    You should read To Change the World as well. It’s a great book, and you’ll be interested in the difficult critique Hunter gives the Democrat party for the politicization of values as well. According to him, Democrats actually moved this direction first in the 60′s and 70′s, Reagan was a master at it, and then ever since then the Democrats had kind of been left out (until a resurgence in the past few years). It’s a great book, don’t worry he’s kind about all his critique.

    Hope all is well Maynard!

  • Maynard

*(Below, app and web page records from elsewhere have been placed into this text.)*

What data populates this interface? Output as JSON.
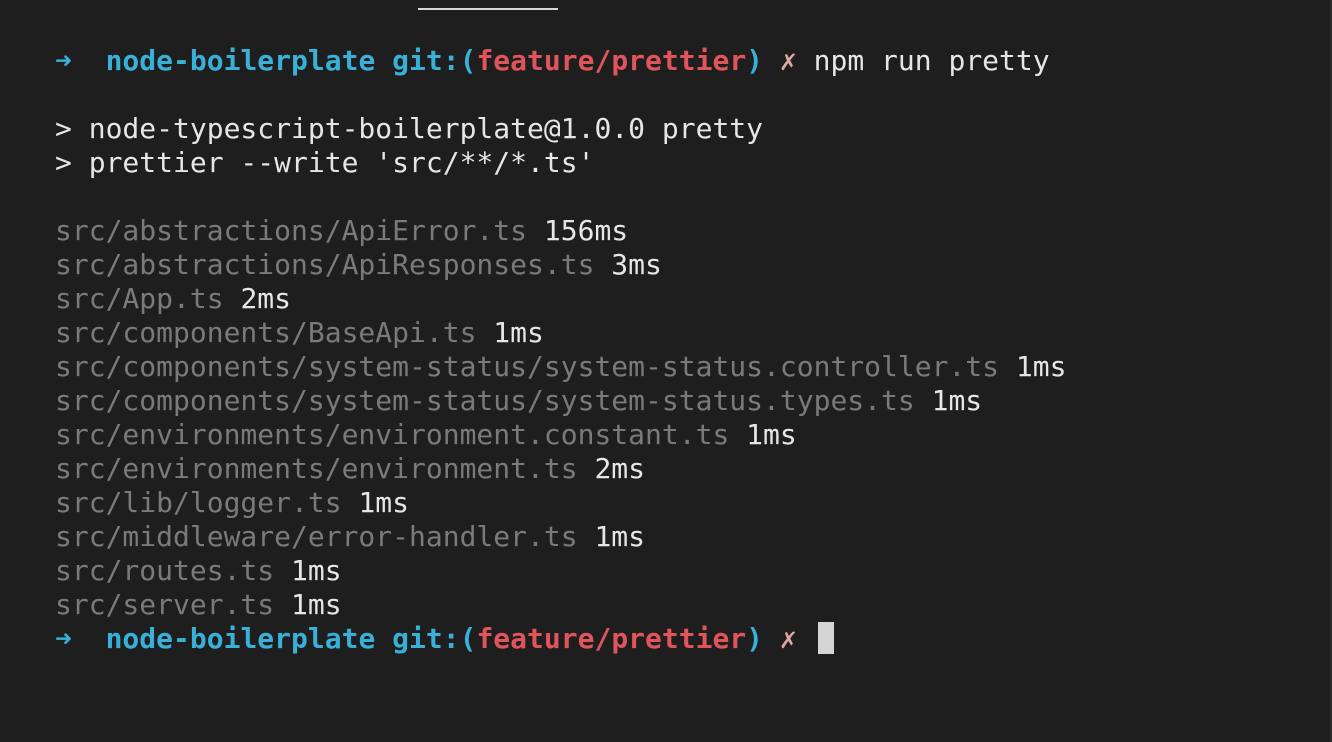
{
  "prompt": {
    "arrow": "➜",
    "cwd": "node-boilerplate",
    "git_open": "git:(",
    "branch": "feature/prettier",
    "git_close": ")",
    "dirty": "✗"
  },
  "command": "npm run pretty",
  "npm_output": [
    "> node-typescript-boilerplate@1.0.0 pretty",
    "> prettier --write 'src/**/*.ts'"
  ],
  "files": [
    {
      "path": "src/abstractions/ApiError.ts",
      "time": "156ms"
    },
    {
      "path": "src/abstractions/ApiResponses.ts",
      "time": "3ms"
    },
    {
      "path": "src/App.ts",
      "time": "2ms"
    },
    {
      "path": "src/components/BaseApi.ts",
      "time": "1ms"
    },
    {
      "path": "src/components/system-status/system-status.controller.ts",
      "time": "1ms"
    },
    {
      "path": "src/components/system-status/system-status.types.ts",
      "time": "1ms"
    },
    {
      "path": "src/environments/environment.constant.ts",
      "time": "1ms"
    },
    {
      "path": "src/environments/environment.ts",
      "time": "2ms"
    },
    {
      "path": "src/lib/logger.ts",
      "time": "1ms"
    },
    {
      "path": "src/middleware/error-handler.ts",
      "time": "1ms"
    },
    {
      "path": "src/routes.ts",
      "time": "1ms"
    },
    {
      "path": "src/server.ts",
      "time": "1ms"
    }
  ]
}
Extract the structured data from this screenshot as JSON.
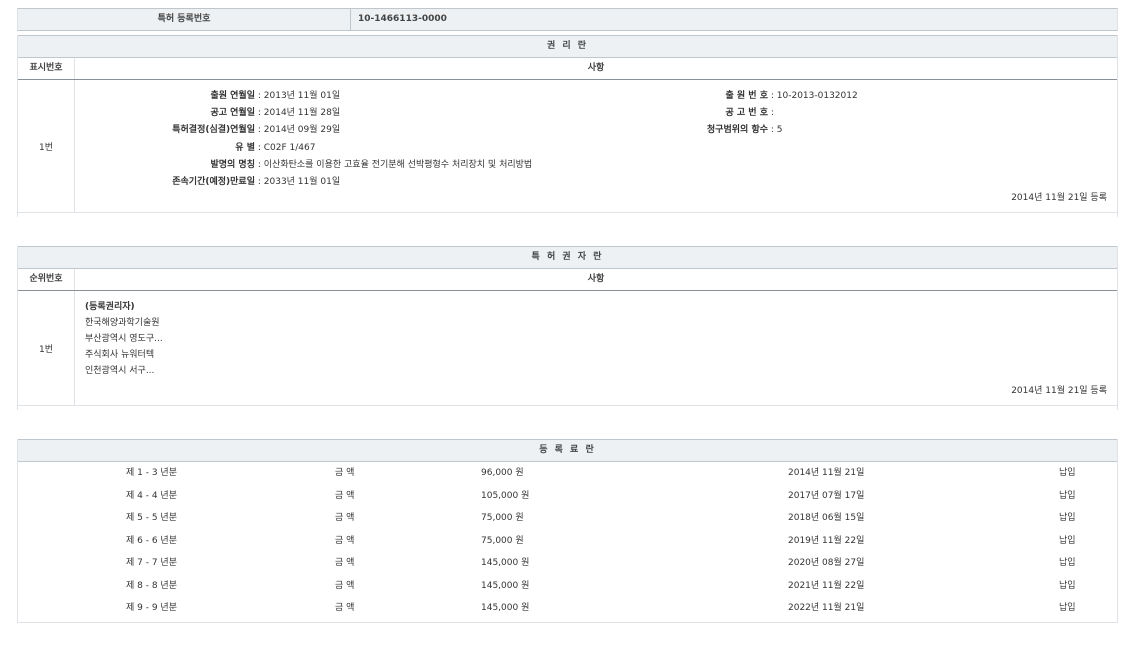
{
  "top": {
    "label": "특허 등록번호",
    "value": "10-1466113-0000"
  },
  "rights": {
    "title": "권 리 란",
    "col_num": "표시번호",
    "col_content": "사항",
    "row_num": "1번",
    "left": [
      {
        "k": "출원 연월일",
        "v": "2013년 11월 01일"
      },
      {
        "k": "공고 연월일",
        "v": "2014년 11월 28일"
      },
      {
        "k": "특허결정(심결)연월일",
        "v": "2014년 09월 29일"
      },
      {
        "k": "유 별",
        "v": "C02F 1/467"
      },
      {
        "k": "발명의 명칭",
        "v": "이산화탄소를 이용한 고효율 전기분해 선박평형수 처리장치 및 처리방법"
      },
      {
        "k": "존속기간(예정)만료일",
        "v": "2033년 11월 01일"
      }
    ],
    "right": [
      {
        "k": "출 원 번 호",
        "v": "10-2013-0132012"
      },
      {
        "k": "공 고 번 호",
        "v": ""
      },
      {
        "k": "청구범위의 항수",
        "v": "5"
      }
    ],
    "registered": "2014년 11월 21일 등록"
  },
  "holders": {
    "title": "특 허 권 자 란",
    "col_num": "순위번호",
    "col_content": "사항",
    "row_num": "1번",
    "lines": [
      "(등록권리자)",
      "한국해양과학기술원",
      "부산광역시 영도구...",
      "주식회사 뉴워터텍",
      "인천광역시 서구..."
    ],
    "registered": "2014년 11월 21일 등록"
  },
  "fees": {
    "title": "등 록 료 란",
    "rows": [
      {
        "period": "제 1 - 3 년분",
        "label": "금 액",
        "amount": "96,000 원",
        "date": "2014년 11월 21일",
        "status": "납입"
      },
      {
        "period": "제 4 - 4 년분",
        "label": "금 액",
        "amount": "105,000 원",
        "date": "2017년 07월 17일",
        "status": "납입"
      },
      {
        "period": "제 5 - 5 년분",
        "label": "금 액",
        "amount": "75,000 원",
        "date": "2018년 06월 15일",
        "status": "납입"
      },
      {
        "period": "제 6 - 6 년분",
        "label": "금 액",
        "amount": "75,000 원",
        "date": "2019년 11월 22일",
        "status": "납입"
      },
      {
        "period": "제 7 - 7 년분",
        "label": "금 액",
        "amount": "145,000 원",
        "date": "2020년 08월 27일",
        "status": "납입"
      },
      {
        "period": "제 8 - 8 년분",
        "label": "금 액",
        "amount": "145,000 원",
        "date": "2021년 11월 22일",
        "status": "납입"
      },
      {
        "period": "제 9 - 9 년분",
        "label": "금 액",
        "amount": "145,000 원",
        "date": "2022년 11월 21일",
        "status": "납입"
      }
    ]
  }
}
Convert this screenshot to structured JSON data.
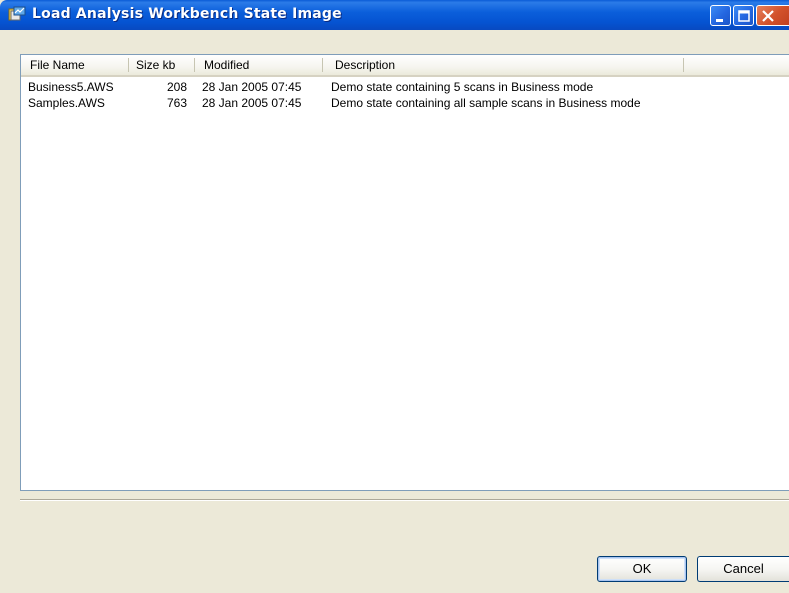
{
  "window": {
    "title": "Load Analysis Workbench State Image",
    "app_icon": "workbench-icon",
    "controls": [
      "minimize-icon",
      "maximize-icon",
      "close-icon"
    ]
  },
  "list": {
    "columns": [
      "File Name",
      "Size kb",
      "Modified",
      "Description"
    ],
    "rows": [
      {
        "file_name": "Business5.AWS",
        "size_kb": "208",
        "modified": "28 Jan 2005 07:45",
        "description": "Demo state containing 5 scans in Business mode"
      },
      {
        "file_name": "Samples.AWS",
        "size_kb": "763",
        "modified": "28 Jan 2005 07:45",
        "description": "Demo state containing all sample scans in Business mode"
      }
    ]
  },
  "buttons": {
    "ok_label": "OK",
    "cancel_label": "Cancel"
  },
  "colors": {
    "titlebar": "#0553d1",
    "close_button": "#d2512b",
    "dialog_bg": "#ece9d8"
  }
}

    Your roots are showing when you say Democrat Party as it is technically and grammatically correct to say Democratic Party.  Just sayin’.  Yes, sounds like a great read.  I am not beyond being challenged on these points and I’m sure there exists at least some basis for the critique.  There should be open dialogue from religious and secular leaders in both of the national parties and those who claim none of the above.  Religious leaders shouldn’t be excluded from the table, nor should they play the role of crybaby victims when they are not agreed with.  I think with hundreds of Protestant denominations and Christians being represented in both major parties, it’s safe to say that we cannot agree amongst ourselves.  It should not be a shock the collective evangelical pscyhe that our diverse, pluralistic society fails to legislate the morality of a few. . . .  but here I go hijacking your blog again.